Outlined its views in a new regulatory bulletin
The Massachusetts Division of Insurance issued a new bulletin today on the alleged abuses regarding Certificate of Insurances in order to highlight their purpose and correct use. In the bulletin, the Division of Insurance states that it “…has been informed, however, that some insurance companies and insurance producers are being asked to provide certificates of insurance that purport to amend, extend, or otherwise alter the terms on insurance provided by the underlying policy.” The Division goes on to state that the purpose of their bulletin is “…to advise insurers and insurance producers that certificates of insurance are not the proper method by which to amend a policy, that amending such certificates of insurance may create errors and omissions exposure, and that this activity may violate the Massachusetts insurance laws.” Certificates of insurance are summaries of insurance policies, including liability limits and are used to provide that information to insureds or third parties as proof of coverage rather than sending the actual policy.
As the Division makes clear in its bulletin, Certificates of Insurance should never be confused with actual policies of insurance, and cannot be used to amend, extend or alter any insurance coverage of the underlying policy. MG.L. c. 175 §§2B and 192 require that all insurance policy forms, including riders, endorsements and applications designed to accompany a policy be filed with the Division of Insurance. As such, the Division warns, “When an insurer or insurance producer executes a certificate of insurance that attempts to do more than merely offer a synopsis or summary of the policy, the insurer or producer risks the creation of obligations that are not payable by the underlying policy.” An action such as this would be a violation of Massachusetts insurance laws, in particular, M.G.L. c. 175 §181 and M.G.L. c.176D §3(1)(a) which prohibit the misrepresentation of the terms or benefits of an insurance policy. The Division of Insurance also believes that changing a certification of insurance in the ways described above may also be a violation of M.G.L. c.176D §3(9)(a) which states that misrepresenting the “pertinent facts or insurance policy provisions relating to coverages at issue” may be considered an unfair claim settlement practice. Finally, the Division states that “…should the additional terms and conditions contained in the certificate of insurance be in conflict with or otherwise alter, the policy forms, riders, endorsements or applications the insurer has filed with the Division, the insurer and/or insurance producer may have violated M.G.L. c. 175 §2B by issuing, delivering or otherwise using a policy form that has not been filed with the Division.”
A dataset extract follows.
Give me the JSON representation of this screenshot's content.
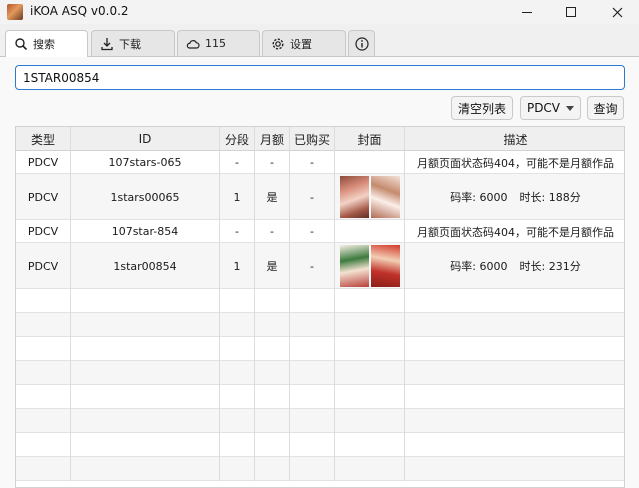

Note that the prohibition applies not only to certificates of insurance, but to other documents as well including a formal opinion or any other document signed by an insurer or an insurance producer. As such, the Division cautions that anyone thinking of amending, extending or otherwise modifying a certificate of insurance know that such actions could carry heavy consequences and result in a violation of multiple insurance statutes.
If you have more questions regarding this legal issue or any other issue regarding your insurance agency, please don’t hesitate to contact us or leave a comment below.